Spain was one of the hardest hit countries by the Covid-19 pandemic in Europe in the spring of 2020. We interviewed the international coordinator Arantxa Arrieta at IES Xabier Zubiri-Manteo BHI, a partner college of Luksia in San Sebastian. Arantxa described her experiences and thoughts on how this spring may change the way we think about international collaboration in vocational education, and our life at large.
Zubiri-Manteo is a state school of secondary education and vocational training, focused especially on challenge-based learning and internationalization. Vocational training is offered in the fields of administration and finances, commerce and marketing, tourism, and information and communication technologies, both on initial and higher vocational level. The school has 1300 students, out of which 800 are vocational students, and 165 teaching staff, 90 of them vocational teachers.
Zubiri-Manteo is actively involved in innovative and international projects, especially through TKNIKA, Basque VET Research Centre, and IKASLAN (Association of Public Vocational Training Schools).
Zubiri-Manteo school - it is actually located by the sea, next to an amazing beach which cannot be seen in this photo!
Luksia and Zubiri-Manteo have collaborated at least for the past 8 years, exchanging students and staff almost every year with Erasmus+ support. This spring, as usual, Luksia hosted three students from Zubiri-Manteo. The students from the fields of tourism and IT arrived at the end of February. Also one tourism student from Luksia had everything set to go for her Erasmus+ mobility to San Sebastian in May, which was then cancelled due to Covid-19.
In total, Zubiri-Manteo had 27 students for Erasmus+ mobilities abroad this spring: 3 in Finland/Luksia, 11 in Poland, 5 in the Czech Republic and 8 in Italy. When the Covid-19 pandemic spread, the majority returned back to Spain. However, two students were able to complete their full mobility, one of them being Ainara in Helsinki who shares her experiences in another interview.
How did Covid-19 affect your school, students and teachers this spring?
“The truth is that this spring has been unexpected and difficult for everyone,” Arantxa says. All schools closed when the Spanish government declared the state of emergency on the 12th of March. Yet, learning continued through tutored self-studying online. Although e-learning was not very widespread in Zubiri-Manteo, they adapted quickly to the virtual way of learning, using a range of e-learning platforms including Google Classroom, Moodle, Zoom, Skype, Discord and e-mail.
But not only did teachers and students at Zubiri-Manteo have to quickly change their class learning online: many companies stopped working as well, and spring is the time for graduating students to complete their obligatory internship period. “Luckily some companies offered virtual training and development opportunities,” Arantxa notes.
One of the students who returned back to Spain from Finland actually continued her Erasmus+ mobility virtually with the Finnish company.
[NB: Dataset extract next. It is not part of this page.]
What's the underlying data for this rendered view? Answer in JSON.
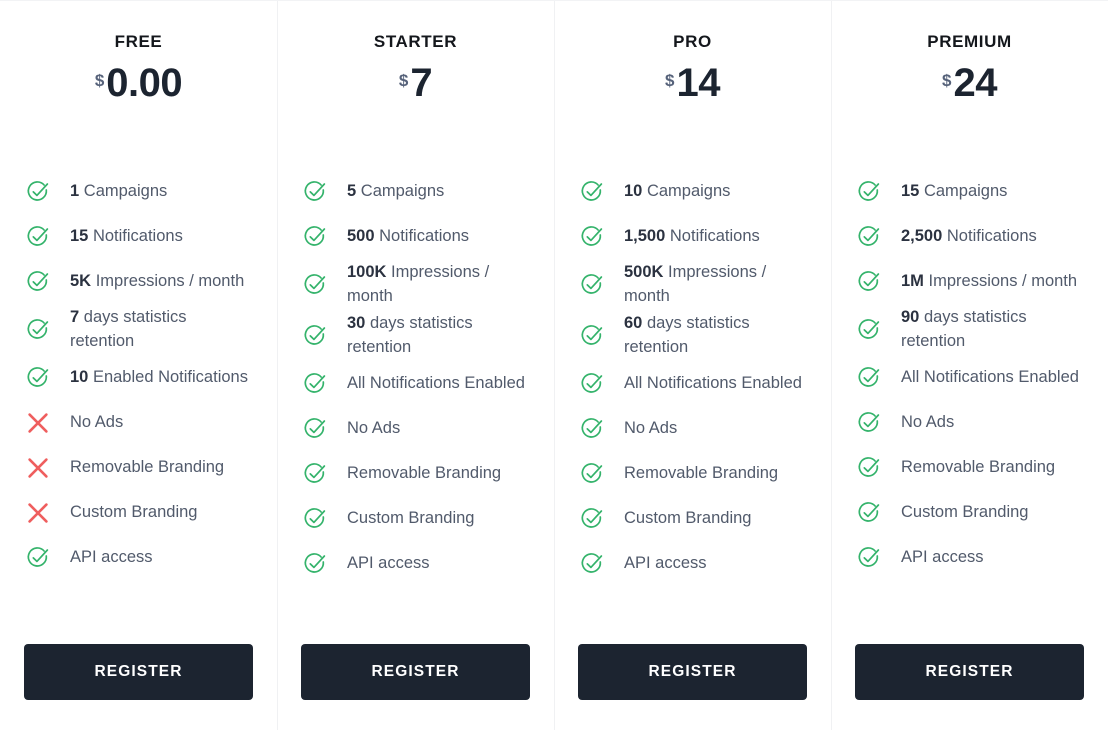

Interview of Nerea Labandera, the IT student and her company mentor Per Lindberg from Evifin is available in Finnish.
How will international activities in VET change in the future?
Arantxa estimates that the Covid-19 has redefined how we work, with more and more companies working now remotely. She believes that more VET students will be able to do virtual mobilities in the future. “With a wide range of offers from companies across Europe, this can be the opportunity to experience international work environment,” she says.
Arantxa wants to highlight many of the good things that this spring has forced us to do: spending time with family, getting used to distance-work and online learning, having a lot of time to think and do creative things, but most importantly, joining forces with other people. She believes that we will come out of the pandemic reinforced.
“Even though the Covid-19 has infected thousands of people and killed several hundred in our country, it is also bringing out the best in people. In these very difficult times, humanity, empathy and solidarity are values on the rise that are shown every day in initiatives that awaken our emotions: applause at sunset for the professionals who are in the front line of the coronavirus, willingness to do the shopping for the elders of our community, rainbows in our windows to convey that "everything will be fine" and that we will overcome this health crisis,” she lists many of the encouraging actions taken in Spain.
Last Sunday (21 June) the state of emergency was declared finished in Spain. Although some aspects of life are returning back to the old normal, we should also take stock of what we have learnt this spring.
“Life is going to change from now on. It is very important that from all these experiences we are having, we should get out the best,” Arantxa summarises.
Text: Riikka Suhonen, Coordinator of International Affairs, Luksia
Photos: Arantxa Arrieta
Read the other blog posts in this series: